> TASK OBJECTIVE
Each line containing the string "title" should be copied out of the entries.

=== EXERCISE MATERIALS ===

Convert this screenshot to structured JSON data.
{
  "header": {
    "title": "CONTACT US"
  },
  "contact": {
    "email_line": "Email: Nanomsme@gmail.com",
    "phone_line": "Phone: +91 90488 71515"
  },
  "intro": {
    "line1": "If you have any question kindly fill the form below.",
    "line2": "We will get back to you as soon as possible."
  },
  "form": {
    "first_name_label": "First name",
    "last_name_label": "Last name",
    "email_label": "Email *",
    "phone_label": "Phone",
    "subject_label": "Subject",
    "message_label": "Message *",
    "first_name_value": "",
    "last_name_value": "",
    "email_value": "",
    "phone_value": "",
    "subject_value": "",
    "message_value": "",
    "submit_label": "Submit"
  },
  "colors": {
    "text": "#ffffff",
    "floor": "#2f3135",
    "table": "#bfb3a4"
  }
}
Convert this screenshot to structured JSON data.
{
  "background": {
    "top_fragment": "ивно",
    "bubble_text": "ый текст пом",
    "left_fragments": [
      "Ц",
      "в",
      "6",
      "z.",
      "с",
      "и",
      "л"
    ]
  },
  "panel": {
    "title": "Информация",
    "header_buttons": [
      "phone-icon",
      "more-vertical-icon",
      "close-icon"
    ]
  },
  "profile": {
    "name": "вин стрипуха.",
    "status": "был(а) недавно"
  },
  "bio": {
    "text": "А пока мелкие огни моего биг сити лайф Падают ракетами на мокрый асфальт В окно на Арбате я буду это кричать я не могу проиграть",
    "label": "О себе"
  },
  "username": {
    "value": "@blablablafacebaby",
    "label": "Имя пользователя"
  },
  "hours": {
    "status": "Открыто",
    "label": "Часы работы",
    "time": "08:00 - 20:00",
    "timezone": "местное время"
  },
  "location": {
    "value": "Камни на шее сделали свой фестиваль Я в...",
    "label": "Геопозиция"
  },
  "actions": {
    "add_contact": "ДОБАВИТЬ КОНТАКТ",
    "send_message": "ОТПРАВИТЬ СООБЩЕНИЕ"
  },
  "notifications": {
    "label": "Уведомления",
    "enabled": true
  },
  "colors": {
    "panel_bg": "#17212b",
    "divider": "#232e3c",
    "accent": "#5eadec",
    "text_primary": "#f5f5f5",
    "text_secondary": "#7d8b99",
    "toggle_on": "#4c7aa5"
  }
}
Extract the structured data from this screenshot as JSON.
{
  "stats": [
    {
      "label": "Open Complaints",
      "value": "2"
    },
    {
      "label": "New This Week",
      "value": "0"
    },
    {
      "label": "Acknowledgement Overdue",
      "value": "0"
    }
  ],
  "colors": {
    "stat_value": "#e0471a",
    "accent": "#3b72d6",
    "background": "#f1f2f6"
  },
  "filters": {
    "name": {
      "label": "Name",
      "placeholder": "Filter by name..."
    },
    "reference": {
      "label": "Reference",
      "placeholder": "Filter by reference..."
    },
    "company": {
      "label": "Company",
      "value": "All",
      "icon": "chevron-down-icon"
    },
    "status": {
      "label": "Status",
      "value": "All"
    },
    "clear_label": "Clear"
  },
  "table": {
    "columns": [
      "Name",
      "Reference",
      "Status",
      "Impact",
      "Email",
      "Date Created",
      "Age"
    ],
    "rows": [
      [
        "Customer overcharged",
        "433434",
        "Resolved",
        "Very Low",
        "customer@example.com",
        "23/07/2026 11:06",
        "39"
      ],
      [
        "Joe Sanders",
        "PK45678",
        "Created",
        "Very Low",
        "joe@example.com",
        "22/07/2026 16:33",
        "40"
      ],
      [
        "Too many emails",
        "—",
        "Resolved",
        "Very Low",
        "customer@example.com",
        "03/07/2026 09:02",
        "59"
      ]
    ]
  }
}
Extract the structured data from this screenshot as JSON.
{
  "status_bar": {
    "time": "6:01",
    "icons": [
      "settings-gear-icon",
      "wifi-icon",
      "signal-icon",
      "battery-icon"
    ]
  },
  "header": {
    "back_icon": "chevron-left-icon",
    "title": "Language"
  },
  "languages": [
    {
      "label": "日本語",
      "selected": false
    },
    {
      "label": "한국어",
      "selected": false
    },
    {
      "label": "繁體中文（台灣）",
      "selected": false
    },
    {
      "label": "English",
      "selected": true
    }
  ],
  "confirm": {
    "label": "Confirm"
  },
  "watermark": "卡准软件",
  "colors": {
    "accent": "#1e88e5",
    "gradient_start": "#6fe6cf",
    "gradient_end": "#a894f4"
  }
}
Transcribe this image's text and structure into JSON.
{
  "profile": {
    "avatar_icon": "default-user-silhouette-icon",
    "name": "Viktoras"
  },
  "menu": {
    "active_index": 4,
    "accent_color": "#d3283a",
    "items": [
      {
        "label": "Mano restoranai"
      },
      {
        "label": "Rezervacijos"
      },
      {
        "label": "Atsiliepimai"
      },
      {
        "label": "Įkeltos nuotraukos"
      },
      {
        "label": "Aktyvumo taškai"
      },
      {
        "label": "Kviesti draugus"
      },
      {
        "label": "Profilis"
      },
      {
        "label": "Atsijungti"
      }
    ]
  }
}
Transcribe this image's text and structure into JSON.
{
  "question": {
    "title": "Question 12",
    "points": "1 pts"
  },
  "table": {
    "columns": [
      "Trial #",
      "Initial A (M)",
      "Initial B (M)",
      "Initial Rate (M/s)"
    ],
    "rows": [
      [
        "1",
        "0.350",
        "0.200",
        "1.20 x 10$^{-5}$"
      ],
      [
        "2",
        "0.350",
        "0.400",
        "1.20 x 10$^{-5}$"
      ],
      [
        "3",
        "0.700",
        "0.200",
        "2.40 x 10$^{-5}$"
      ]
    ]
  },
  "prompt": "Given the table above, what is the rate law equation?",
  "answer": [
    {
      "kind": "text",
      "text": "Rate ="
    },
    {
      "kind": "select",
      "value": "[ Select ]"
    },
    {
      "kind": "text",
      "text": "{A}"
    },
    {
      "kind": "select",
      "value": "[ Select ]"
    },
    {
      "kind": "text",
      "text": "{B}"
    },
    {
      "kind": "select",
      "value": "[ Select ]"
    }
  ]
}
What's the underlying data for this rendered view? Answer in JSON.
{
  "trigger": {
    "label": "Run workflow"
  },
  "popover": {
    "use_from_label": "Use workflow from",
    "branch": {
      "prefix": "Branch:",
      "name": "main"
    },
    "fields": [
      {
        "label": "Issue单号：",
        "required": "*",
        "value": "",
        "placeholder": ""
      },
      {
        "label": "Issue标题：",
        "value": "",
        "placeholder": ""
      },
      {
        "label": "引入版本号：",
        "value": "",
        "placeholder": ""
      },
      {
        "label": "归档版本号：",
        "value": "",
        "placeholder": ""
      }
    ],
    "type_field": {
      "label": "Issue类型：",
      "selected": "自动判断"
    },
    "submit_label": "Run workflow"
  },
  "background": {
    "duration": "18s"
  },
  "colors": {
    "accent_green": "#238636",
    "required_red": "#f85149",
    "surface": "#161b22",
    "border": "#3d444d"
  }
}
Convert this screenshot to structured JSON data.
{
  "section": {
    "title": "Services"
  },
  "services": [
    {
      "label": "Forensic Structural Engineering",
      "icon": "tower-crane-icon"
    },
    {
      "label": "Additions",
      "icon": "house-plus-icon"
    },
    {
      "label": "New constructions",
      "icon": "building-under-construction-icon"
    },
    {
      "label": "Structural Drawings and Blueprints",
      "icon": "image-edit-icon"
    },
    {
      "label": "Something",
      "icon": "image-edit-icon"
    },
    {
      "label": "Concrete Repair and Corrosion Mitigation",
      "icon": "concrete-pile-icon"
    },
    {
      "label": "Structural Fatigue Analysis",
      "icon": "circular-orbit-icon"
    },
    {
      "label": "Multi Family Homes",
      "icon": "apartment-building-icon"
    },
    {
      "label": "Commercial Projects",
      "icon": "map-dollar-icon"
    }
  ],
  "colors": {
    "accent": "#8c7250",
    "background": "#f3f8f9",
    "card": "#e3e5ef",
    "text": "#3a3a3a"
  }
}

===

> WRITTEN ANSWER
    "title": "CONTACT US"
    "title": "Информация",
    "title": "Language"
    "title": "Question 12",
    "title": "Services"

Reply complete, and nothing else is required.